## About this exercise
Lines with "split" in the entries below: count them and reply with the number alone.

[Recorded data]

......

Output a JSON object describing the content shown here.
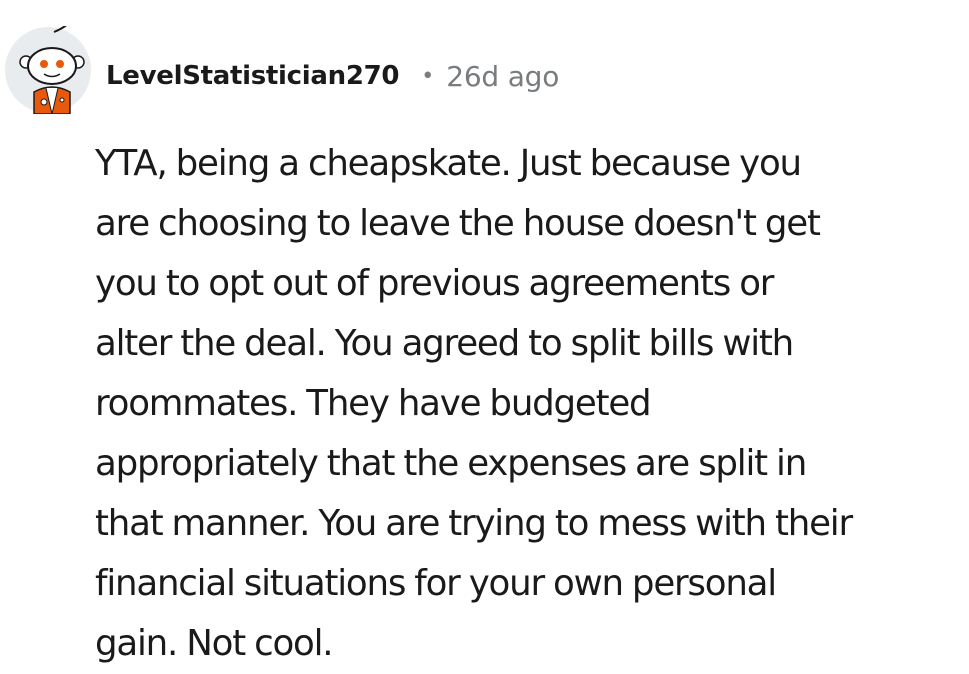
{
  "comment": {
    "author": "LevelStatistician270",
    "separator": "•",
    "timestamp": "26d ago",
    "avatar_icon": "snoo-avatar-icon",
    "body_lines": [
      "YTA, being a cheapskate. Just because you",
      "are choosing to leave the house doesn't get",
      "you to opt out of previous agreements or",
      "alter the deal. You agreed to split bills with",
      "roommates. They have budgeted",
      "appropriately that the expenses are split in",
      "that manner. You are trying to mess with their",
      "financial situations for your own personal",
      "gain. Not cool."
    ]
  },
  "colors": {
    "text": "#1a1a1b",
    "meta": "#787c7e",
    "avatar_bg": "#e9ecef",
    "avatar_accent": "#e8590c"
  }
}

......

## Your response
2